At your workplace, do not make "treasure chest" remarks while reciting an old sea chantey to a wench you met at the water cooler.
This is an idea whose time has come. Talk Like a Parrot Day annoyed too many people, and Talk Like a Parent Day was fun only for your kids. But as Baur and Summers say, you can greet Talk Like a Pirate Day with a smile on your face and a parrot on your shoulder, if that's your thing.
September 4, 2011
Most of us in the Delaware Valley were just minding our own business and enjoying a relatively uneventful summer last week, when suddenly the scorecard read: Earthquake: Check. Tornado: Check. Hurricane: Check.
Summers in New Jersey have mainly been pleasant before Hurricane Irene if you discount that little matter of your $237,000 air conditioning bill coming from all of the heat waves this year.
That kind of hot weather is not entirely unexpected. But Chiffon margarine commercials from the 1970s had already warned us: “It’s not nice to fool Mother Nature.” The brand has been discontinued, but was this Mother Nature’s way of exacting revenge from us for all of our sins against the environment?
The earthquake was relatively mild. Its worst effects may have come from a few West Coasters who mocked us for being rattled by a mere 5.8. These, of course, are the same people who feared that brief freeway closing that was dubbed “Carmageddon.” We need to remember to invite these people for a visit sometime in January so they can see what a two-foot snowfall looks like.

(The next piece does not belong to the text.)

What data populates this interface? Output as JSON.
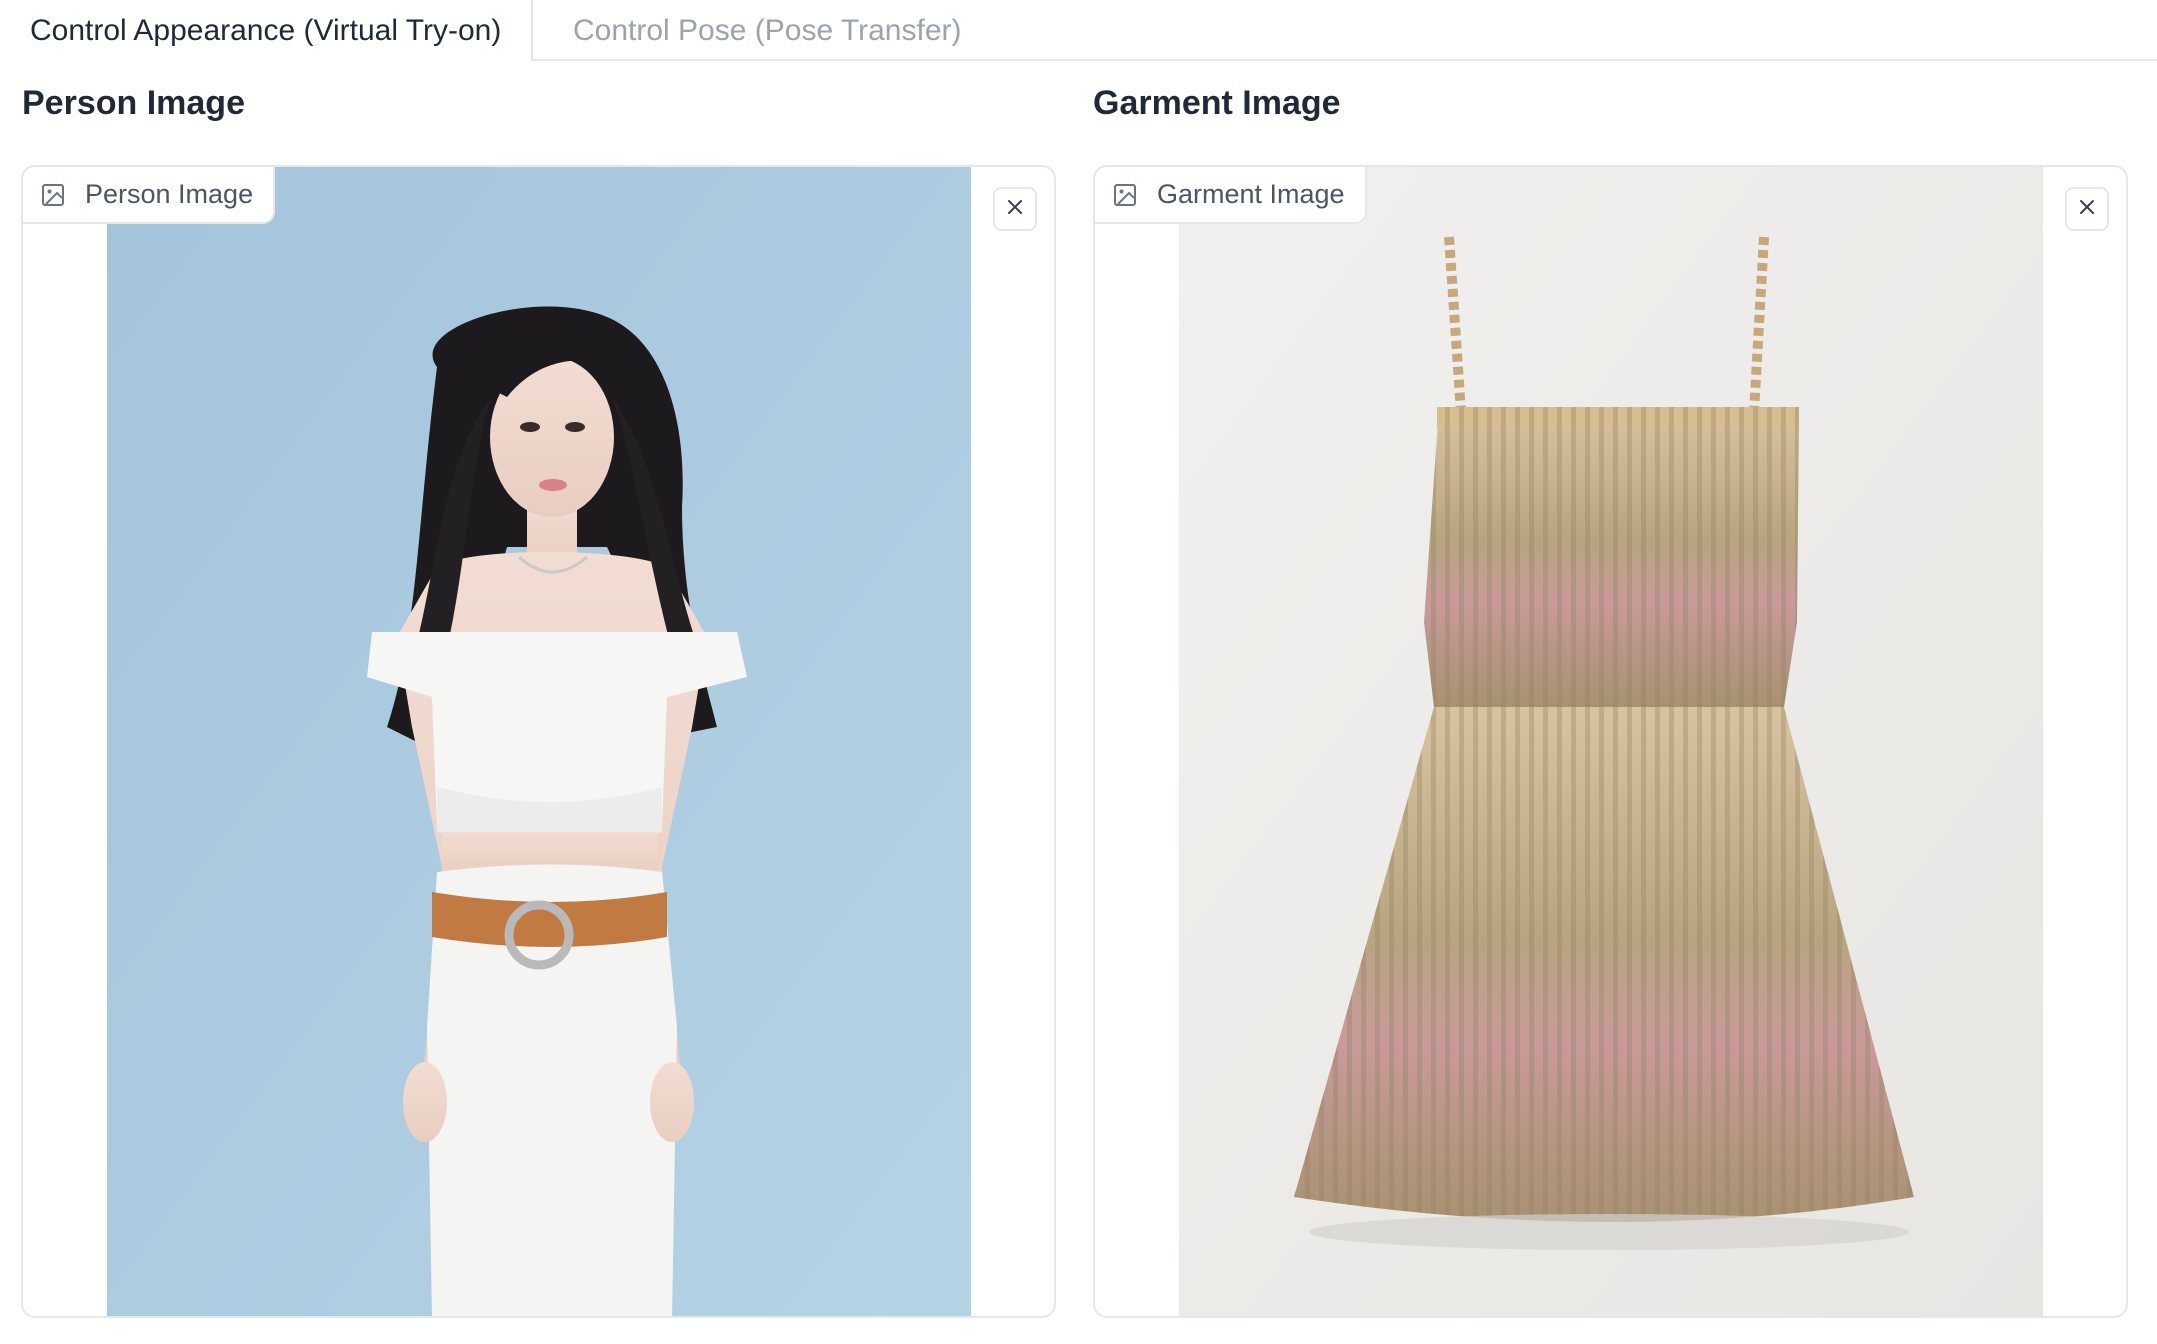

We’ve grown accustomed to snow, but hurricanes are something else again. New Jersey hadn’t been directly hit by a hurricane in over 100 years. In 1821, a hurricane was believed to have moved along what would later become the path of the Garden State Parkway. Fortunately, it had to be diverted off at Exit 38 due to ongoing road construction.
When Irene began heading in our direction, we looked to our local weather forecasters for reassurance. They surrounded us with their overly technical, yet somehow comforting meteorological jargon in describing the current conditions, like: “This is going to be the big one, people! It’s time to kiss your ass goodbye!”
Feeling better, we were then informed it is always wise to prepare ahead of time for an emergency such as Irene. Local hurricane preparation guides say the best way to survive is to collect three days worth of food and supplies for you and your family, fill your car up with gas, and point it toward Sacramento.
But that would be panicking. We needed to start with a plan to protect our house. As a former Sony Music employee in Pitman, I tell people the best way to protect your home is to completely cover the property with rolls of that damn shrink wrap we always put over compact discs. Just be sure to keep a machete handy inside the house to cut it open after the storm ends, or you will never leave your house again.
After putting that plan aside, we did our best to remain calm. We watched the progression of Irene on television, just as long as any of the year’s supply of batteries we just bought in various sizes fit the TV remote. Our favorite local station always has up-to-the-minute coverage of the events, usually featuring ace reporters hanging horizontally from lamp posts in Atlantic City reminding us that we should stay away from Atlantic City.
And we are thankful that the majority of people locally escaped the storm with minimal damage. Most homeowners are protected because their homeowner’s insurance includes hurricane insurance. For the unfortunate people who did receive significant damage, your insurance company will happily cover the repair costs for you. Granted, next year’s premium will now cost more than the value of your home determined by your community’s latest reassessment.
Anyway, I understand the Jersey shore survived the disaster relatively intact, everything considered. Unfortunately, they are still dealing with the series “Jersey Shore,” which has been upgraded to a Category 3 level disaster this season.
And I will admit we need to do a better job of looking after our environment. We came out of this week OK, but we have to learn from every experience. Our comfort zone can be taken from us very quickly.
I sure hope there are no volcanoes in our future. They would be next. Jimmy Buffett has been warning us since the 1970s.